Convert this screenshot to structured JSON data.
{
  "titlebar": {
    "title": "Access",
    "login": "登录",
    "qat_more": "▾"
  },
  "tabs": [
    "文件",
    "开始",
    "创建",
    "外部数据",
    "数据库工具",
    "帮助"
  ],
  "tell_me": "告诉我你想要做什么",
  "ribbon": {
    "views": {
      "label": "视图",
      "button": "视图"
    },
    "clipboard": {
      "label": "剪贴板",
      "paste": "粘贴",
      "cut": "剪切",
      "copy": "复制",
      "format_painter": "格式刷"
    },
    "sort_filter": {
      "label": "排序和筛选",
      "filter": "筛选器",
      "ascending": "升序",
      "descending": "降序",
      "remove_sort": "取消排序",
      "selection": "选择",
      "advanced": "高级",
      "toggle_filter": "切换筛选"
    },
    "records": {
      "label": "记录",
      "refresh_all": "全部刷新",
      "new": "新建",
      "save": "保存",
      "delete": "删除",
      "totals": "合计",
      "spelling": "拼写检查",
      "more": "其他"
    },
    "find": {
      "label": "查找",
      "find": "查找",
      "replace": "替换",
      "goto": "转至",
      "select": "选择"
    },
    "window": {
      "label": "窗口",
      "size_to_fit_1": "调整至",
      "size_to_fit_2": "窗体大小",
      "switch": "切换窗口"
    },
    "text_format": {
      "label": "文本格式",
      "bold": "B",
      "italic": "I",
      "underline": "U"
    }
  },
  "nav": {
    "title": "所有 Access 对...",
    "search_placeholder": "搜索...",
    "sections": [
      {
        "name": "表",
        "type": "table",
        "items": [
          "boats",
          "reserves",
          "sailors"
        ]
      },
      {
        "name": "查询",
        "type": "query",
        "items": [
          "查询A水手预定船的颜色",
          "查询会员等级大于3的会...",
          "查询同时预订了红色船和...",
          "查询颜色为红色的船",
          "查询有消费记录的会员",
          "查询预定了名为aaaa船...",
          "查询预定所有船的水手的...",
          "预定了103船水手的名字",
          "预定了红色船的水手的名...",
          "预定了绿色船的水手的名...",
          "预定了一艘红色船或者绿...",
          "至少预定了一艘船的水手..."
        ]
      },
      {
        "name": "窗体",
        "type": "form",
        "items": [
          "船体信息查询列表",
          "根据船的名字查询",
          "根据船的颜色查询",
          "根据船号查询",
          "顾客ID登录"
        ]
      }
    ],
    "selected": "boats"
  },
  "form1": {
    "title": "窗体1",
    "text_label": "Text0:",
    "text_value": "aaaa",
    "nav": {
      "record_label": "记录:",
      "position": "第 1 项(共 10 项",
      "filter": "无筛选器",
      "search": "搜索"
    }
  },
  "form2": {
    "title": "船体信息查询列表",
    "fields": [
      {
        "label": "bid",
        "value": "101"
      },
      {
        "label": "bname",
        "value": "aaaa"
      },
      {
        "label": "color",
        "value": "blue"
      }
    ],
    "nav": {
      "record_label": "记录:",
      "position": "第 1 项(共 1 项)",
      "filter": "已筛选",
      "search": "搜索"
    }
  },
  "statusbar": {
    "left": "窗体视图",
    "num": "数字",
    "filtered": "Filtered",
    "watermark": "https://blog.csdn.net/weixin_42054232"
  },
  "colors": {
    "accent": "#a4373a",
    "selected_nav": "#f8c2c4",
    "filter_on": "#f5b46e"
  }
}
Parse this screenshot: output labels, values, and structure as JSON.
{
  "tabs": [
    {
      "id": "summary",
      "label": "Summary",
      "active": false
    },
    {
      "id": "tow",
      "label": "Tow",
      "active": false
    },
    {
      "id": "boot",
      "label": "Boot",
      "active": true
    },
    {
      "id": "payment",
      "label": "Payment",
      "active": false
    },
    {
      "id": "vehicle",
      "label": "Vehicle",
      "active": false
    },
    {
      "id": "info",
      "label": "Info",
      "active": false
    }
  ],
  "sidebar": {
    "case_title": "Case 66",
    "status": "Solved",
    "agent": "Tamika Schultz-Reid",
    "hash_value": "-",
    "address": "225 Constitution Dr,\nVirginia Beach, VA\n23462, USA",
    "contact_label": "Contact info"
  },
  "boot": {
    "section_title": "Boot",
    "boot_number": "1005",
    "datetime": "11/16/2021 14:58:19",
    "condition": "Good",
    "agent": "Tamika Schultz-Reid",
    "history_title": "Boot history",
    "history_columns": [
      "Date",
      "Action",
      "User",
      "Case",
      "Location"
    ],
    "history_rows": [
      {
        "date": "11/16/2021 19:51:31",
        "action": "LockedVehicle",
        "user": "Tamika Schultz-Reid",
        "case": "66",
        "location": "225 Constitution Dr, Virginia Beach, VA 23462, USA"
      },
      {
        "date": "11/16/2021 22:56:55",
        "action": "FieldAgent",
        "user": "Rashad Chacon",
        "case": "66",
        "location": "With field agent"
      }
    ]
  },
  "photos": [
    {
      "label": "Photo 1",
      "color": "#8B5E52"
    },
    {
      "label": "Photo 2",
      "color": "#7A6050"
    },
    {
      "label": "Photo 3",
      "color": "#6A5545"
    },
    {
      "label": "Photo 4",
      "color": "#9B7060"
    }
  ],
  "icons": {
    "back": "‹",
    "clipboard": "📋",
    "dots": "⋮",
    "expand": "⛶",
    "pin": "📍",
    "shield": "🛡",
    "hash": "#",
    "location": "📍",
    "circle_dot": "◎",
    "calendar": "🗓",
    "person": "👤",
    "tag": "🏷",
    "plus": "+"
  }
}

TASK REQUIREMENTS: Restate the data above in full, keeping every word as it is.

TASK OUTPUT:
Convert this screenshot to structured JSON data.
{
  "titlebar": {
    "title": "Access",
    "login": "登录",
    "qat_more": "▾"
  },
  "tabs": [
    "文件",
    "开始",
    "创建",
    "外部数据",
    "数据库工具",
    "帮助"
  ],
  "tell_me": "告诉我你想要做什么",
  "ribbon": {
    "views": {
      "label": "视图",
      "button": "视图"
    },
    "clipboard": {
      "label": "剪贴板",
      "paste": "粘贴",
      "cut": "剪切",
      "copy": "复制",
      "format_painter": "格式刷"
    },
    "sort_filter": {
      "label": "排序和筛选",
      "filter": "筛选器",
      "ascending": "升序",
      "descending": "降序",
      "remove_sort": "取消排序",
      "selection": "选择",
      "advanced": "高级",
      "toggle_filter": "切换筛选"
    },
    "records": {
      "label": "记录",
      "refresh_all": "全部刷新",
      "new": "新建",
      "save": "保存",
      "delete": "删除",
      "totals": "合计",
      "spelling": "拼写检查",
      "more": "其他"
    },
    "find": {
      "label": "查找",
      "find": "查找",
      "replace": "替换",
      "goto": "转至",
      "select": "选择"
    },
    "window": {
      "label": "窗口",
      "size_to_fit_1": "调整至",
      "size_to_fit_2": "窗体大小",
      "switch": "切换窗口"
    },
    "text_format": {
      "label": "文本格式",
      "bold": "B",
      "italic": "I",
      "underline": "U"
    }
  },
  "nav": {
    "title": "所有 Access 对...",
    "search_placeholder": "搜索...",
    "sections": [
      {
        "name": "表",
        "type": "table",
        "items": [
          "boats",
          "reserves",
          "sailors"
        ]
      },
      {
        "name": "查询",
        "type": "query",
        "items": [
          "查询A水手预定船的颜色",
          "查询会员等级大于3的会...",
          "查询同时预订了红色船和...",
          "查询颜色为红色的船",
          "查询有消费记录的会员",
          "查询预定了名为aaaa船...",
          "查询预定所有船的水手的...",
          "预定了103船水手的名字",
          "预定了红色船的水手的名...",
          "预定了绿色船的水手的名...",
          "预定了一艘红色船或者绿...",
          "至少预定了一艘船的水手..."
        ]
      },
      {
        "name": "窗体",
        "type": "form",
        "items": [
          "船体信息查询列表",
          "根据船的名字查询",
          "根据船的颜色查询",
          "根据船号查询",
          "顾客ID登录"
        ]
      }
    ],
    "selected": "boats"
  },
  "form1": {
    "title": "窗体1",
    "text_label": "Text0:",
    "text_value": "aaaa",
    "nav": {
      "record_label": "记录:",
      "position": "第 1 项(共 10 项",
      "filter": "无筛选器",
      "search": "搜索"
    }
  },
  "form2": {
    "title": "船体信息查询列表",
    "fields": [
      {
        "label": "bid",
        "value": "101"
      },
      {
        "label": "bname",
        "value": "aaaa"
      },
      {
        "label": "color",
        "value": "blue"
      }
    ],
    "nav": {
      "record_label": "记录:",
      "position": "第 1 项(共 1 项)",
      "filter": "已筛选",
      "search": "搜索"
    }
  },
  "statusbar": {
    "left": "窗体视图",
    "num": "数字",
    "filtered": "Filtered",
    "watermark": "https://blog.csdn.net/weixin_42054232"
  },
  "colors": {
    "accent": "#a4373a",
    "selected_nav": "#f8c2c4",
    "filter_on": "#f5b46e"
  }
}
Parse this screenshot: output labels, values, and structure as JSON.
{
  "tabs": [
    {
      "id": "summary",
      "label": "Summary",
      "active": false
    },
    {
      "id": "tow",
      "label": "Tow",
      "active": false
    },
    {
      "id": "boot",
      "label": "Boot",
      "active": true
    },
    {
      "id": "payment",
      "label": "Payment",
      "active": false
    },
    {
      "id": "vehicle",
      "label": "Vehicle",
      "active": false
    },
    {
      "id": "info",
      "label": "Info",
      "active": false
    }
  ],
  "sidebar": {
    "case_title": "Case 66",
    "status": "Solved",
    "agent": "Tamika Schultz-Reid",
    "hash_value": "-",
    "address": "225 Constitution Dr,\nVirginia Beach, VA\n23462, USA",
    "contact_label": "Contact info"
  },
  "boot": {
    "section_title": "Boot",
    "boot_number": "1005",
    "datetime": "11/16/2021 14:58:19",
    "condition": "Good",
    "agent": "Tamika Schultz-Reid",
    "history_title": "Boot history",
    "history_columns": [
      "Date",
      "Action",
      "User",
      "Case",
      "Location"
    ],
    "history_rows": [
      {
        "date": "11/16/2021 19:51:31",
        "action": "LockedVehicle",
        "user": "Tamika Schultz-Reid",
        "case": "66",
        "location": "225 Constitution Dr, Virginia Beach, VA 23462, USA"
      },
      {
        "date": "11/16/2021 22:56:55",
        "action": "FieldAgent",
        "user": "Rashad Chacon",
        "case": "66",
        "location": "With field agent"
      }
    ]
  },
  "photos": [
    {
      "label": "Photo 1",
      "color": "#8B5E52"
    },
    {
      "label": "Photo 2",
      "color": "#7A6050"
    },
    {
      "label": "Photo 3",
      "color": "#6A5545"
    },
    {
      "label": "Photo 4",
      "color": "#9B7060"
    }
  ],
  "icons": {
    "back": "‹",
    "clipboard": "📋",
    "dots": "⋮",
    "expand": "⛶",
    "pin": "📍",
    "shield": "🛡",
    "hash": "#",
    "location": "📍",
    "circle_dot": "◎",
    "calendar": "🗓",
    "person": "👤",
    "tag": "🏷",
    "plus": "+"
  }
}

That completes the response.